Fall 12-16-2019

Document Type


Degree Name

Bachelor of Science (BS)




Honors College

First Advisor

Vladislav Gulis

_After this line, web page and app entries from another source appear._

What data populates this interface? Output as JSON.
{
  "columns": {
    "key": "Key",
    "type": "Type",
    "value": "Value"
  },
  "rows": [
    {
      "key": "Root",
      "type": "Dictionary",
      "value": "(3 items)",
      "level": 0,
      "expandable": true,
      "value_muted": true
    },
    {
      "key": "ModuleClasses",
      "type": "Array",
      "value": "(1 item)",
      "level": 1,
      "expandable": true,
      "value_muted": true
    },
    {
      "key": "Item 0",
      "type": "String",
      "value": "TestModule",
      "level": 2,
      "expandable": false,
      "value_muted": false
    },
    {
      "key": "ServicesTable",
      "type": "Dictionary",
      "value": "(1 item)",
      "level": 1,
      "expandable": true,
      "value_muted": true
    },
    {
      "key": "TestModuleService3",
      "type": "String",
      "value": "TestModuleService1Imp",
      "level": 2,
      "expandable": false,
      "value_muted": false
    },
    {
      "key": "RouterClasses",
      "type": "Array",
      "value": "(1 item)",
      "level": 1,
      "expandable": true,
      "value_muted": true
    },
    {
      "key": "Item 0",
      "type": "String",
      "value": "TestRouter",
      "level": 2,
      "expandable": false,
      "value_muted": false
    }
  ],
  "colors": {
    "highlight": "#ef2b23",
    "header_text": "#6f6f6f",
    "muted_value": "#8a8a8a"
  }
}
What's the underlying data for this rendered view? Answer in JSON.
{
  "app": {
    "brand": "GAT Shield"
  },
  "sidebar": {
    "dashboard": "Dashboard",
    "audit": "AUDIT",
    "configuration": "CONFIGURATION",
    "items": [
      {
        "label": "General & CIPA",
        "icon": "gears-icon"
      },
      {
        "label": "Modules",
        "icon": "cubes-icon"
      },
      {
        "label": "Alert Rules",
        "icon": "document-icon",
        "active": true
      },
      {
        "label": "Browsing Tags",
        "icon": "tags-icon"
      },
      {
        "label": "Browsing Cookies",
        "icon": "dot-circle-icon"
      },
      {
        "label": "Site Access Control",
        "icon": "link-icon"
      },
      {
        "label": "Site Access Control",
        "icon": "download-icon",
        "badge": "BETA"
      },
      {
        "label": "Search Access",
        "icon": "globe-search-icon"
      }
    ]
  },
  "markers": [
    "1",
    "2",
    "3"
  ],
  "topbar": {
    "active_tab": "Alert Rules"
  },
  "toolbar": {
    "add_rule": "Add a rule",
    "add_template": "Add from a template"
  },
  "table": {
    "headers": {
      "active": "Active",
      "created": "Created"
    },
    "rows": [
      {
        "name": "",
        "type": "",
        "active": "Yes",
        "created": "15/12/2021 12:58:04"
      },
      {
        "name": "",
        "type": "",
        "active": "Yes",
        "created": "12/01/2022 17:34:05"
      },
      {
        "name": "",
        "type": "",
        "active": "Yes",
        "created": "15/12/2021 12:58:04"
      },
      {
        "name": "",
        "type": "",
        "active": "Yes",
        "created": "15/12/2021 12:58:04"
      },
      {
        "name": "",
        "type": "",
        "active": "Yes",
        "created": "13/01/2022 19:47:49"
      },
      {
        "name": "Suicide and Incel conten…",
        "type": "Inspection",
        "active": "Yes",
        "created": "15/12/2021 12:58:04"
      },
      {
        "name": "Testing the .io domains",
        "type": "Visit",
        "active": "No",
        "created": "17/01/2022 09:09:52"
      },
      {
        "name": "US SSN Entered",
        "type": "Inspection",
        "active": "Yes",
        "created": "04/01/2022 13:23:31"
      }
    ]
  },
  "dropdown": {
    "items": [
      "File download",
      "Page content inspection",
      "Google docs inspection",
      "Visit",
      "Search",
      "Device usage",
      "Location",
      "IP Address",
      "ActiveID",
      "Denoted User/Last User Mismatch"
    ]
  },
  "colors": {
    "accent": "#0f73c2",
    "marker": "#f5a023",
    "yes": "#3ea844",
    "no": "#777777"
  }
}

The decomposition of leaf litter in aquatic ecosystems is carried out mostly by microorganisms, including bacteria and fungi. Fungi, known as aquatic hyphomycetes, dominate microbial communities in the decomposition of leaf litter. These fungi produce extracellular enzymes that aid in the sequestration of carbon and nutrients and lead to the breakdown of complex plant polymers. We evaluated the effects of temperature on extracellular enzyme activity within the framework of the Metabolic Theory of Ecology (MTE). The activity of β-1,4-glucosidase and β-1,4-xylosidase was estimated fluorometrically using artificial substrate analogs. Phenol oxidase activity was estimated spectrophotometrically from oxidation of L-DOPA (L-3,4-dihydroxyphenylalanine). We found greater temperature sensitivity of oxidative enzymes (phenol oxidase) involved in degradation of recalcitrant substrates compared to hydrolytic enzymes (β-glucosidase and β-xylosidase). In addition, we found that the activity of microbial enzymes involved in carbon sequestration does not follow simple monotonous response across experimental temperatures (4-20°C) predicted by the MTE. Instead, we observed greater temperature sensitivity (higher apparent activation energy) of hydrolytic enzymes at colder temperatures. These findings may have important implications for stream ecosystems under climate change scenarios since both peak leaf litter availability and microbial activity occur during the coldest seasons in autumn-winter.

Included in

Biology Commons